Fund managers have moved to head off the Government’s threat to force institutional investors to reveal how they vote at company meetings by drawing up their own voluntary code of practice.
Treasury Economic Secretary Ed Balls said in a speech t the London Business School last week, that the Institutional Shareholders’ Committee, which represents leading investment and pension fund managers, had agreed to devise a code that will see its members disclose how they voted or explain why.
Balls said: “These changes represent real progress but more can certainly be done, for example, to further strengthen shareholder engagement and the effectiveness of trustee decision-making.”
The Government acquired the powers to enforce disclosure under the recent Companies Act. However, the Investment Management Association has slammed the move, saying it will add to fund managers’ costs and increasing numbers of its members are now disclosing their voting.
Shareholder activism from leading fund managers, including Fidelity and Legal & General, has blocked various board appointments, pay deals and takeover plans at blue-chip companies including ITV, Marks & Spencer and GlaxoSmithKline, among others in recent years.
An IMA spokesman says: “It should remain a voluntary system. Managers have already begun to disclose their votes anyway, with more announcing that they plan to do so on their websites.
“Disclosure is costly, as it can be a prolonged process to ensure a managers’ vote is cast. They need to be passed down through lots of channels from the custodian to the registrar, and there is often an issue of lost manager votes.

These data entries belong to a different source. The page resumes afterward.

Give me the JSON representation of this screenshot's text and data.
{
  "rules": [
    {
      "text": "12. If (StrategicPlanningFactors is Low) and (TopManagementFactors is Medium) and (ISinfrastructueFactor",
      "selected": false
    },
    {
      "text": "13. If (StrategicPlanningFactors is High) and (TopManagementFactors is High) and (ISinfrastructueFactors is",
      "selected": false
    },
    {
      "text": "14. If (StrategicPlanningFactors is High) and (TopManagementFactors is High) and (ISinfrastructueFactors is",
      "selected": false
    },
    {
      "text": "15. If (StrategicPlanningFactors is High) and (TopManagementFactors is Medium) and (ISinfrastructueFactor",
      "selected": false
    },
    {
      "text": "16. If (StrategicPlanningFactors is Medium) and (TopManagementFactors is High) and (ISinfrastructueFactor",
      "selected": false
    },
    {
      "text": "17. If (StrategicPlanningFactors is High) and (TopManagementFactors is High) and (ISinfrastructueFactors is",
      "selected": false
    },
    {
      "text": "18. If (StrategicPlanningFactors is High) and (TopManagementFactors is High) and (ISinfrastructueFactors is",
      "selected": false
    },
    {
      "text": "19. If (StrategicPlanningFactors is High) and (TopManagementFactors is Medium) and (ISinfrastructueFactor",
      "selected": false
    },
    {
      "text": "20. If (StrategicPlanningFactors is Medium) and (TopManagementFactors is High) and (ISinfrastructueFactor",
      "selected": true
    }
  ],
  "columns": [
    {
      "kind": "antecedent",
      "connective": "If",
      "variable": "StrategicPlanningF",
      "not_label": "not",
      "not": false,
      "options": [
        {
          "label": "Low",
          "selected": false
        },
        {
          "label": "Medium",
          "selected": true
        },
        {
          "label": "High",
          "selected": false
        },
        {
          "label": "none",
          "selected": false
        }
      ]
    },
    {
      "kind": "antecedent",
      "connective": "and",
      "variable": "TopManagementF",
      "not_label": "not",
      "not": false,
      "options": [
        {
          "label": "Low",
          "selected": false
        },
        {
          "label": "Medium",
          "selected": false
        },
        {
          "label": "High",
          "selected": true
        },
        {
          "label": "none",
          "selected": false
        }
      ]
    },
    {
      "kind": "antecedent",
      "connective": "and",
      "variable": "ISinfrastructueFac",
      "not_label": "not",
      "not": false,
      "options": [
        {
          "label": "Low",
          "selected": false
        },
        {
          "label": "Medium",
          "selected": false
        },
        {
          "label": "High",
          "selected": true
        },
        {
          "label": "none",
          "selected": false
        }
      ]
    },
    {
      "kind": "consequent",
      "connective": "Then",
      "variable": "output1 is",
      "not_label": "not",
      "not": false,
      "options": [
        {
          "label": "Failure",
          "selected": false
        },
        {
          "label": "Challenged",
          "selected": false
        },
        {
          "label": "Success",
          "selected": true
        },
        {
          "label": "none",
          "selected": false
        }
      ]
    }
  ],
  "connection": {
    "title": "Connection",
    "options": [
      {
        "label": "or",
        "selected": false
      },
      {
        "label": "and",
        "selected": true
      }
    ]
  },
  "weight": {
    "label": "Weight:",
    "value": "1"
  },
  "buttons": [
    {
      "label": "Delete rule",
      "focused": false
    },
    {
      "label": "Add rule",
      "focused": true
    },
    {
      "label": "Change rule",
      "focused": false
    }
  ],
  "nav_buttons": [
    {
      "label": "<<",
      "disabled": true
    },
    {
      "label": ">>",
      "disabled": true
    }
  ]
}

“More important, it can also create conflict within a company as the majority of a group may vote against the manager of that company, which could bring out a potential conflict that may not be there.”